Andrew 'Beef' Johnston Opens Up On Mental Health Struggles

The Englishman has detailed his mental health issues amid a rapid ascent to fame and persistent injury problems

Andrew 'Beef' Johnston takes a shot at the 2023 Dubai Desert Classic
Andrew 'Beef' Johnston has opened up on his mental health struggles
(Image credit: Getty Images)

Andrew ‘Beef Johnston has opened up about his mental health struggles following a rapid ascent in the game that made him a crowd favourite on both sides of the Atlantic.

After winning his maiden DP World Tour title in the 2016 Open de Espana and finishing T8 at The Open the same year, Johnston's new-found fame took a toll, and in 2019 he revealed his mental health struggles, which led to him pulling out of tournaments.

Now, the Englishman has spoken to former Wales soccer star Robbie Savage about his struggles, for the DP World Tour, in support of the BMW PGA Championship’s charity sponsor, CALM (Campaign Against Living Miserably).

Johnston explained that, in the early days of his fame, he put too much pressure on himself to perform alongside the game’s biggest names. He said: “All of a sudden, I would stand on a range next to your Rory’s or Ricky Fowler’s, whoever it was, and I'd be like, ‘this is ridiculous, I'm not supposed to be here’.

“The pressure I put on myself after that and I had to try and win every week, which is just so unrealistic. But I didn't know that was happening. So, the more pressure I've put on myself, the worse I played, the more wound up I got, the more pressure I felt because I wasn't performing. It was like a big sort of rabbit hole or spiral, you could have called it, to the point where you couldn't get me on a golf course.”

Andrew 'Beef' Johnston with the trophy after his win in the 2016 Open De Espana

Andrew Johnson's maiden win came in the 2016 Open de Espana

(Image credit: Getty Images)

Injuries also took their toll, including to a thumb sustained in November 2021 that sidelined him for over a year. Eventually, he made a comeback in January’s Dubai Desert Classic and performed well, making the cut before eventually finishing T38.

However, his return to the game didn’t last long and he underwent surgery the following week in Singapore.

Following that surgery, Johnston is now close to a comeback, but he revealed it initially left him questioning whether he would play again. He said: “There have been periods of time, especially after I had surgery in Singapore where you question, are you going to play again?”

He also revealed his time in Singapore led to his lowest point while in his hotel room. He continued: “I remember we were on the 19th floor, and something had rattled me, and I was in a really dark place and the thoughts start popping into your head and it's like, 'what would happen if I just jumped off? What would happen?'”

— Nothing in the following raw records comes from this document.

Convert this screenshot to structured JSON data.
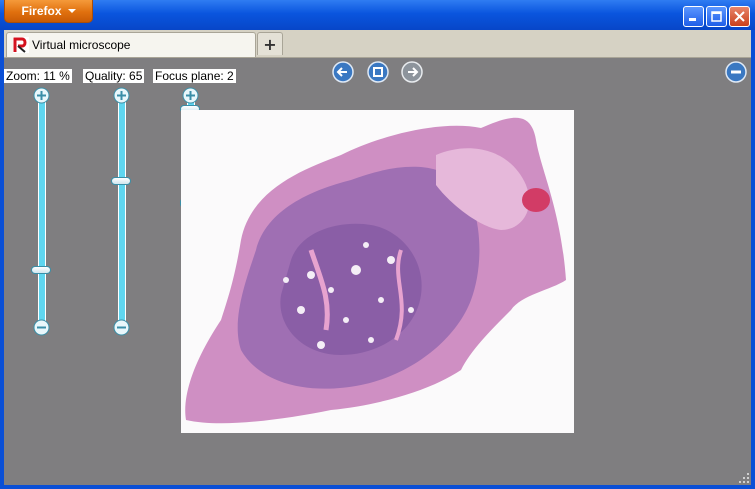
{
  "browser": {
    "app_button": "Firefox",
    "tab_title": "Virtual microscope",
    "new_tab_label": "+"
  },
  "viewer": {
    "zoom_label": "Zoom: 11 %",
    "quality_label": "Quality: 65",
    "focus_label": "Focus plane: 2",
    "zoom_level": 0.22,
    "quality_level": 0.65,
    "focus_level": 1.0
  },
  "colors": {
    "background": "#7f7e80",
    "slider_track": "#5fd6f0",
    "tissue": "#c77dbd"
  },
  "icons": {
    "prev": "arrow-left-icon",
    "home": "home-square-icon",
    "next": "arrow-right-icon",
    "menu": "minus-circle-icon"
  }
}
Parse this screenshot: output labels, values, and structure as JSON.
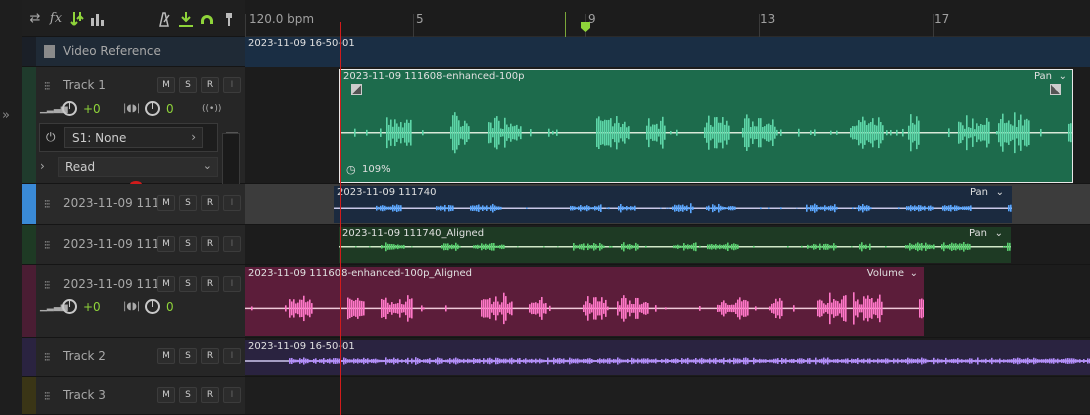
{
  "toolbar": {
    "icons": [
      "swap-icon",
      "fx-icon",
      "sends-icon",
      "meter-icon",
      "metronome-icon",
      "snap-icon",
      "loop-icon",
      "marker-pin-icon"
    ],
    "fx_label": "fx"
  },
  "ruler": {
    "bpm": "120.0 bpm",
    "ticks": [
      "5",
      "9",
      "13",
      "17"
    ]
  },
  "tracks": [
    {
      "id": "video",
      "name": "Video Reference",
      "clip": "2023-11-09 16-50-01"
    },
    {
      "id": "track1",
      "name": "Track 1",
      "buttons": [
        "M",
        "S",
        "R",
        "I"
      ],
      "volume": "+0",
      "pan": "0",
      "send": "S1: None",
      "automation": "Read",
      "clip": "2023-11-09 111608-enhanced-100p",
      "clip_param": "Pan",
      "clip_speed": "109%"
    },
    {
      "id": "t3",
      "name": "2023-11-09 111",
      "buttons": [
        "M",
        "S",
        "R",
        "I"
      ],
      "clip": "2023-11-09 111740",
      "clip_param": "Pan"
    },
    {
      "id": "t4",
      "name": "2023-11-09 111",
      "buttons": [
        "M",
        "S",
        "R",
        "I"
      ],
      "clip": "2023-11-09 111740_Aligned",
      "clip_param": "Pan"
    },
    {
      "id": "t5",
      "name": "2023-11-09 111",
      "buttons": [
        "M",
        "S",
        "R",
        "I"
      ],
      "volume": "+0",
      "pan": "0",
      "clip": "2023-11-09 111608-enhanced-100p_Aligned",
      "clip_param": "Volume"
    },
    {
      "id": "track2",
      "name": "Track 2",
      "buttons": [
        "M",
        "S",
        "R",
        "I"
      ],
      "clip": "2023-11-09 16-50-01"
    },
    {
      "id": "track3",
      "name": "Track 3",
      "buttons": [
        "M",
        "S",
        "R",
        "I"
      ]
    }
  ],
  "colors": {
    "accent_green": "#8fd43a",
    "playhead": "#d11b1b",
    "track1_clip": "#1d6b4c",
    "t3_clip": "#1b2a3f",
    "t4_clip": "#1e3a24",
    "t5_clip": "#5c1d3a",
    "track2_clip": "#2a2340",
    "video_clip": "#1a2e44"
  }
}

Johnston credits his wife, Jodie, with helping him emerge from those struggles. He said: “She has been amazing, so so understanding. Without her, I don’t know where I’d be."

Johnston also said advice from renowned sports psychologist Steve Peters had helped him too. He explained: “We had a few chats, and it was a case of breaking down and sort of rewiring my brain and understanding what actually happens. I felt like a big weight had been lifted and they told me something really, really interesting. I'll never forget it.

“Quite morbidly, they said, you're lying on your death bed, what do you want to be remembered by? I just said, 'I just want to be Beef or Andrew, whatever, hang out with my mates, be that silly funny character. Have a laugh, have a good time, be remembered as a nice person'.

“He went, 'you didn't mention a golf tournament'. And I was like, no I didn't. He was like, 'it's not that important, is it?' It gave me a big slap of reality and that's stayed with me forever.”

If you’re struggling, you can talk to CALM in confidence on 0800 58 58 58 (UK) or through their webchat. CALM’s trained support workers are available from 5pm to midnight, 365 days a year, providing free practical support and advice, whatever you’re going through. To find out more about CALM, their services or for support and advice, please visit:

Mike Hall

Mike has over 25 years of experience in journalism, including writing on a range of sports throughout that time, such as golf, football and cricket. Now a freelance staff writer for Golf Monthly, he is dedicated to covering the game's most newsworthy stories. 

He has written hundreds of articles on the game, from features offering insights into how members of the public can play some of the world's most revered courses, to breaking news stories affecting everything from the PGA Tour and LIV Golf to developmental Tours and the amateur game. 

Mike grew up in East Yorkshire and began his career in journalism in 1997. He then moved to London in 2003 as his career flourished, and nowadays resides in New Brunswick, Canada, where he and his wife raise their young family less than a mile from his local course. 

Kevin Cook’s acclaimed 2007 biography, Tommy’s Honour, about golf’s founding father and son, remains one of his all-time favourite sports books.